"We do see that the problem is kind of on the rise," Debbie Lowther told CTV News. Lowther is chair and co-founder of Veterans Emergency Transition Services Canada (VETS Canada), a volunteer organization focused on identifying and assisting homeless veterans. She said over the last few months the numbers have been steadily increasing.

Homeless Veterans in Canada as of Sept. 1, 2017

Source: Veterans Affairs Canada

  • Saskatchewan number is actually listed as < 5, required to protect the identity of veterans
  • There were 64 Canadian veterans of unknown location, and < 5 located outside of Canada

The provinces with the highest numbers of homeless veterans are Ontario, where as of Sept. 1, 2017, there were 285; British Columbia with 147; and 134 in Alberta. There are also 64 homeless veterans whose location is unknown.

In the documents, Veterans Affairs Canada acknowledges that the department is only able to count veterans who self-identify as homeless and have been registered to receive services from the department.

Lowther said 770 homeless veterans Canada-wide is likely a little lower than the reality on the streets. VETS Canada is contracted by the government to reach out to homeless veterans and connect them with the department to receive services. Last month VETS Canada assisted more than 200 veterans who were homeless or heading towards being homeless.

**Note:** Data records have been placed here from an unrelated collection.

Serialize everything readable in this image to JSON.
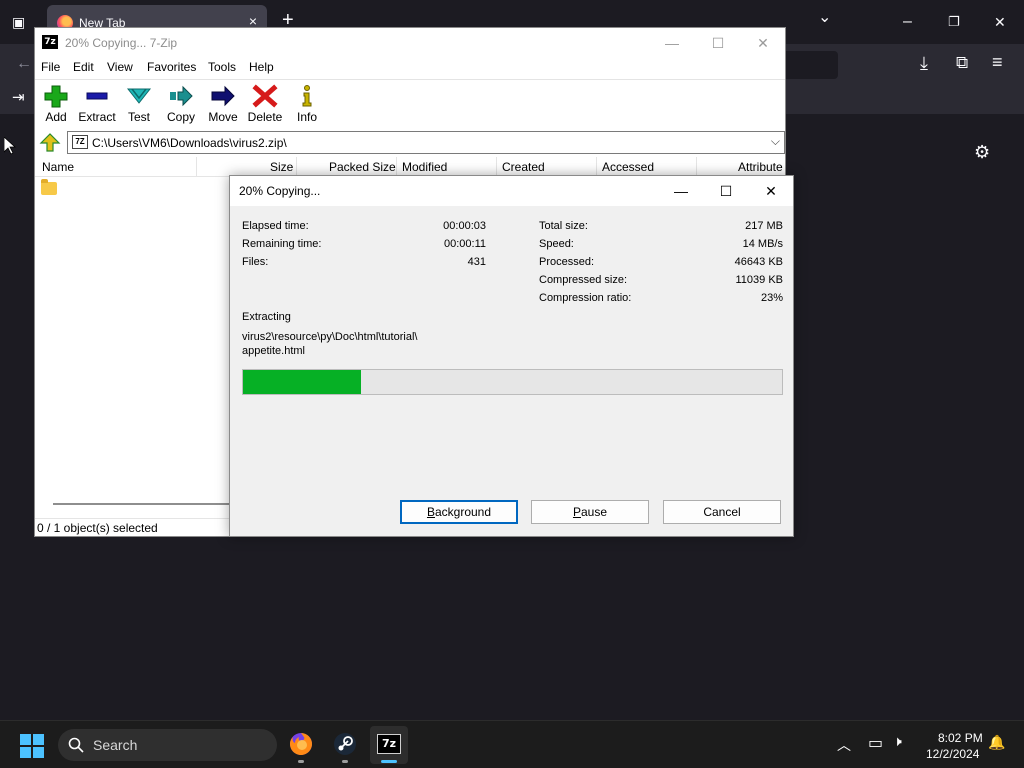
{
  "firefox": {
    "tab_title": "New Tab",
    "tab_close_glyph": "×",
    "new_tab_glyph": "+",
    "tab_list_glyph": "⌄",
    "win_minimize": "–",
    "win_restore": "❐",
    "win_close": "✕",
    "back_glyph": "←",
    "download_glyph": "⤓",
    "extensions_glyph": "⧉",
    "menu_glyph": "≡",
    "settings_glyph": "⚙"
  },
  "zip_window": {
    "title": "20% Copying... 7-Zip",
    "icon_text": "7z",
    "controls": {
      "minimize": "—",
      "maximize": "☐",
      "close": "✕"
    },
    "menu": [
      "File",
      "Edit",
      "View",
      "Favorites",
      "Tools",
      "Help"
    ],
    "toolbar": [
      {
        "label": "Add",
        "icon": "add-icon",
        "color": "#1aa81a"
      },
      {
        "label": "Extract",
        "icon": "extract-icon",
        "color": "#1a1aa8"
      },
      {
        "label": "Test",
        "icon": "test-icon",
        "color": "#1fb7b7"
      },
      {
        "label": "Copy",
        "icon": "copy-icon",
        "color": "#1a8f8f"
      },
      {
        "label": "Move",
        "icon": "move-icon",
        "color": "#101070"
      },
      {
        "label": "Delete",
        "icon": "delete-icon",
        "color": "#d61a1a"
      },
      {
        "label": "Info",
        "icon": "info-icon",
        "color": "#c8b400"
      }
    ],
    "address": "C:\\Users\\VM6\\Downloads\\virus2.zip\\",
    "address_icon_text": "7Z",
    "dropdown_glyph": "⌵",
    "columns": [
      "Name",
      "Size",
      "Packed Size",
      "Modified",
      "Created",
      "Accessed",
      "Attribute"
    ],
    "status": "0 / 1 object(s) selected"
  },
  "copy_dialog": {
    "title": "20% Copying...",
    "controls": {
      "minimize": "—",
      "maximize": "☐",
      "close": "✕"
    },
    "left_stats": [
      {
        "label": "Elapsed time:",
        "value": "00:00:03"
      },
      {
        "label": "Remaining time:",
        "value": "00:00:11"
      },
      {
        "label": "Files:",
        "value": "431"
      }
    ],
    "right_stats": [
      {
        "label": "Total size:",
        "value": "217 MB"
      },
      {
        "label": "Speed:",
        "value": "14 MB/s"
      },
      {
        "label": "Processed:",
        "value": "46643 KB"
      },
      {
        "label": "Compressed size:",
        "value": "11039 KB"
      },
      {
        "label": "Compression ratio:",
        "value": "23%"
      }
    ],
    "operation": "Extracting",
    "path_line1": "virus2\\resource\\py\\Doc\\html\\tutorial\\",
    "path_line2": "appetite.html",
    "progress": 0.218,
    "progress_color": "#06b025",
    "buttons": {
      "background_key": "B",
      "background_rest": "ackground",
      "pause_key": "P",
      "pause_rest": "ause",
      "cancel": "Cancel"
    }
  },
  "taskbar": {
    "search_placeholder": "Search",
    "clock_time": "8:02 PM",
    "clock_date": "12/2/2024",
    "chevron_glyph": "︿",
    "network_glyph": "▭",
    "volume_glyph": "🕨",
    "bell_glyph": "🔔",
    "accent": "#4cc2ff"
  }
}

"There’s been a lot of delays lately in receiving services from veterans affairs," she said.

In the documents, Employment and Social Development Canada says the data compiled from 15 communities across the country show that veterans made up 2.1 per cent of shelter users in the first half of 2017.

Past federal research has shown that in Canada, homeless veterans are typically older than the average population of homeless people in Canada, and were more likely to be male. It also found that mental health issues like post-traumatic stress disorder and substance abuse issues increase a veterans’ risk of becoming homeless.

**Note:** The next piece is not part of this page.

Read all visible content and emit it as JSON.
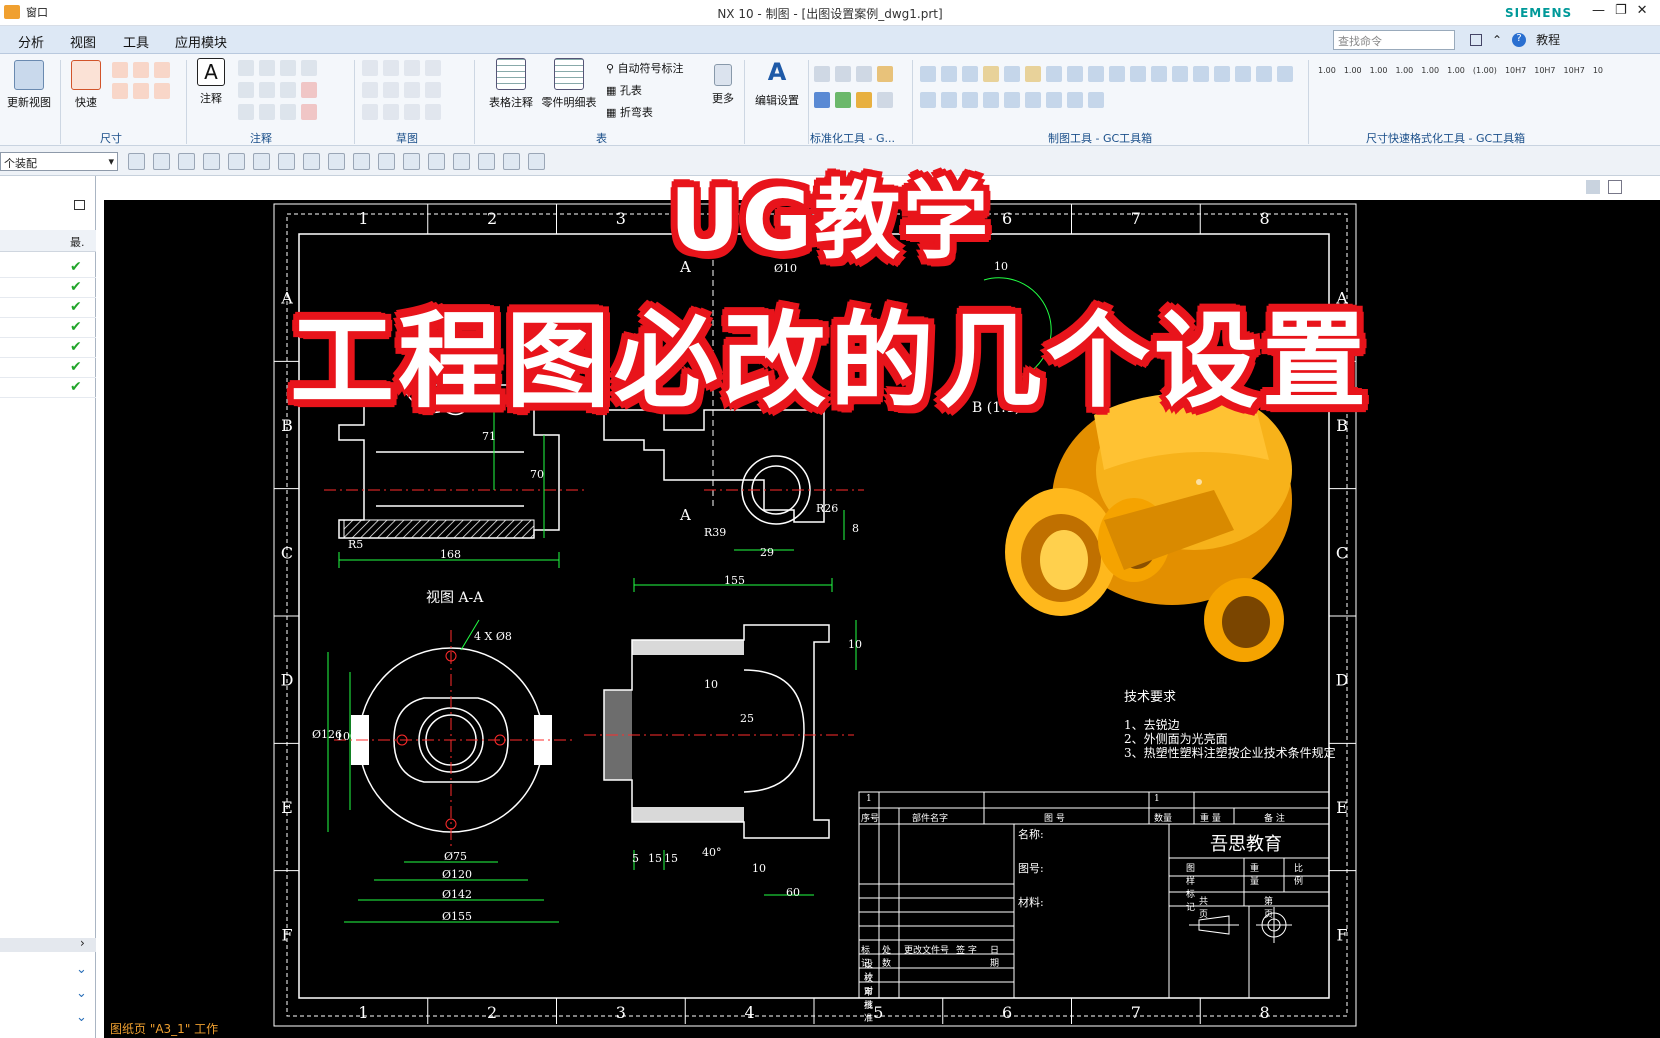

It's 'unacceptable': O’Regan

"Veteran homelessness, no matter the number, is unacceptable," Veterans Affairs Minister Seamus O’Regan told CTV News in an emailed response to questions.

The minister says the increase in homeless veterans on their radar is correlated to efforts to find and connect homeless veterans with federal services. O’Regan cited their partnership with VETS Canada as a central part of that.

"The first priority is to find homeless veterans where they are, inform them of the help that is available to them, assist them in seeking and getting that help, and help them get off the streets and find suitable housing," said O’Regan.

The 2017 budget included $4 million over 4 years for an emergency fund for veterans, to cover urgent needs like shelter and food. It won’t be in place until April 1, 2018. The Liberals have also established a new secretariat within Veterans Affairs Canada that is focused on transition to civilian life, family support, and homelessness.

Federal plan coming

The government was expected to release strategy to tackle homelessness among veterans, this fall. While that’s not being ruled out, Minister of Families, Children and Social Development Jean-Yves Duclos' office confirmed that the coming broader national housing strategy will include new supports for veterans.

It’s expected that plan will be unveiled in the coming weeks.

"Our government is taking concrete and significant steps to provide more stable housing to all who find themselves homeless, and increase the support for vulnerable groups, especially Veterans," O’Regan said.

'It’s shameful': Tory critic

The data was released by the government in response to an order paper question—a formal request for information that the government must respond to—from Conservative MP Steven Blaney.

"It’s outrageous, in my mind. A 62 per cent increase," Conservative veterans affairs critic Phil McColeman told CTV News, citing the influx of reported homeless veterans between 2015 and 2017.

He said O’Regan should be doing more to help with transition and address what the numbers show to be a growing number of homeless veterans seeking help.

"These are people who have come out of the military and are not being served, their needs are not being served," McColeman said. "It means more and more veterans are out there struggling... It’s shameful because these are the people who should be top priority."

Graphics by CTV News’ Phil Hahn